2: The second major part of my system is my little index card case which serves as my repository for @home actions and data. This deck is mostly recurring tasks related to housework/errands/etc. which I created as my own improvization off the highly cool (if somewhat touchy-feely) Flylady home organization plan, but it's also home to errands lists, one-off home tasks, and my @home log cards (which I use to track daily expenses, calories, and assorted other home stats). This deck is divided into sections for log cards (which are shifted over to the master deck every few days), reference cards, daily tasks, weekly tasks, and monthly tasks.

Tasks port between work and home much more easily, my log cards give me a quick history of my accomplishments for my biweekly update email to my boss (something I'm going to do a post on soon, possibly thursday?), and I can tell with a quick flip through my card box where I am on all my pending tasks. I was going to post some pictures here and to flickr of my implementation, but I keep forgetting the camera at home.

*gets hit with the obvious club*

*adds tickler to tonight's next actions in the travel card case*

I'll should be able to provide some visual aids next week.
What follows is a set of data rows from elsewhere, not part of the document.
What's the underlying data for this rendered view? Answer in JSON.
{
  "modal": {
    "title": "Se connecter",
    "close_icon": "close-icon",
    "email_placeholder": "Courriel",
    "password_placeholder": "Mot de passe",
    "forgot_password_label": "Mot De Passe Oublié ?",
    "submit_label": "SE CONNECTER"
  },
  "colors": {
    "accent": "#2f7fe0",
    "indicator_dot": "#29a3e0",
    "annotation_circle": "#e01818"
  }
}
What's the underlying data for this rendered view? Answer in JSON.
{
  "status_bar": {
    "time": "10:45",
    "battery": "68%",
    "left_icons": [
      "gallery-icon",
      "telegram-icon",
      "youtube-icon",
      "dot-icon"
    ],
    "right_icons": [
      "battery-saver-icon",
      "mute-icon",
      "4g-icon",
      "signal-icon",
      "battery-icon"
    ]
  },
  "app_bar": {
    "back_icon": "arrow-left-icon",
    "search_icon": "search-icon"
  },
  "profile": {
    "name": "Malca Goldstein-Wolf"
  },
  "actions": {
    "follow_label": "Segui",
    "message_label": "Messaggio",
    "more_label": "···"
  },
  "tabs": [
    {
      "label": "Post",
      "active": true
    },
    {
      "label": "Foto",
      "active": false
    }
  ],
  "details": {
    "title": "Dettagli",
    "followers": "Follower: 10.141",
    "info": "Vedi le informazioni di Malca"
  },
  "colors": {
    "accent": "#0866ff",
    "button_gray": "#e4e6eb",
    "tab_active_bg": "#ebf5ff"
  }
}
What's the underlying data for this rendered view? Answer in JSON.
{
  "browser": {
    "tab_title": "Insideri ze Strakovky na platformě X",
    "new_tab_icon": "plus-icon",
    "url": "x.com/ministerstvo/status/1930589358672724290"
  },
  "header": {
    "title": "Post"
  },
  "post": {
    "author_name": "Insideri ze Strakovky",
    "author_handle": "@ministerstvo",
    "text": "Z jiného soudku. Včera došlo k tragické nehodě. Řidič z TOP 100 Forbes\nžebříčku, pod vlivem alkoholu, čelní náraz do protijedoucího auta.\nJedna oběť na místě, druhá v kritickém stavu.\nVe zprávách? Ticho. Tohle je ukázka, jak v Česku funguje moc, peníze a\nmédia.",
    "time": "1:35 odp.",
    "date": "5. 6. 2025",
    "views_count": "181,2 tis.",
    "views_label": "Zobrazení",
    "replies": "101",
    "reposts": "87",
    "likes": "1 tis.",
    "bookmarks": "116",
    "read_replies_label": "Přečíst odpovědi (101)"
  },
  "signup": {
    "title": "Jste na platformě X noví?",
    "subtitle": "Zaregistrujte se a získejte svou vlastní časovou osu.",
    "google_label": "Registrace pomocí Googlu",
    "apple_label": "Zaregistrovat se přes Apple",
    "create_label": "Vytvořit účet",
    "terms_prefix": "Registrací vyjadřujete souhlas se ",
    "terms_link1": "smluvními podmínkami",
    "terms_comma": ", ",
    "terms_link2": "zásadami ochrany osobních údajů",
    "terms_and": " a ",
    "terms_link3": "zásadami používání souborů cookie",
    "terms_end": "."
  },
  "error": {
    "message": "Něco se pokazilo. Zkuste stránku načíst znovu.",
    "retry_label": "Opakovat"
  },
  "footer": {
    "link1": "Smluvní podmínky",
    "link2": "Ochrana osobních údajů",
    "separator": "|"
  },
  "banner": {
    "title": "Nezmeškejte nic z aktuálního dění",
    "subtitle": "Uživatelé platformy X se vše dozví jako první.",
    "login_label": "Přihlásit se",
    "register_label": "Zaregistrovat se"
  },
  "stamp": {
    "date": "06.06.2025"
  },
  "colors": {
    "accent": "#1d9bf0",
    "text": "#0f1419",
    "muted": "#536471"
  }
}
Please forgive my horrid handwriting. :-) But all in all, things are going smoothly, the system seems to have solve the problem of things falling in the cracks between work and home, and it's all good.

Now, that cool link: Lifehacker had a post today about a delightful GTD-themed desktop wallpaper... now I just have to tidy up all my desktop icons so I can see it! *blush*

Yes, I'm a Nerd.

Yes, I'm okay with this. :-)

Sunday, December 10, 2006

I LOVE this job...

Well, I got to cut out of work a little early on Thursday to attend a holiday party put on by the local LIS and KM networking group. At first, the event consisted mostly of the standard schmoozing around the chocolate fondue fountain, and swapping war stories with the current MLIS students. Then after mingling and nibbling, we met several young men who had got doused with pepper spray earlier in the afternoon, we got to see a demo by the K-9 team, and watched the kids of one of the other attendees race McGruff the Crime Dog robots around the hallways.

You see, the holiday party was held at the local police academy, as it was hosted by one of the coolest (and most well-armed) librarians I have the privilege to know--Officer Tom Rink, Librarian for the Tulsa Police Department. Unfortunately I was a doofus and left my camera at the house that morning, but I believe some piccies of the event will be going up at the website in the next few days (which I will link to, don't worry!). In addition to good food and good friends, I learned a lot about the travails of running a VERY special collection with a minimum of resources, got a tour of police facilities that most "civilians" never get to see, learned some interesting factoids about our police department (ours is one of a relative minority that requires all officers to have a bachelor's degree, and about a third of the department has a graduate degree), and generally learned a lot about the folks who keep my city safe.

And, I ask you, would I have gotten to go to a shindig that cool if i still I worked in telecom? :-)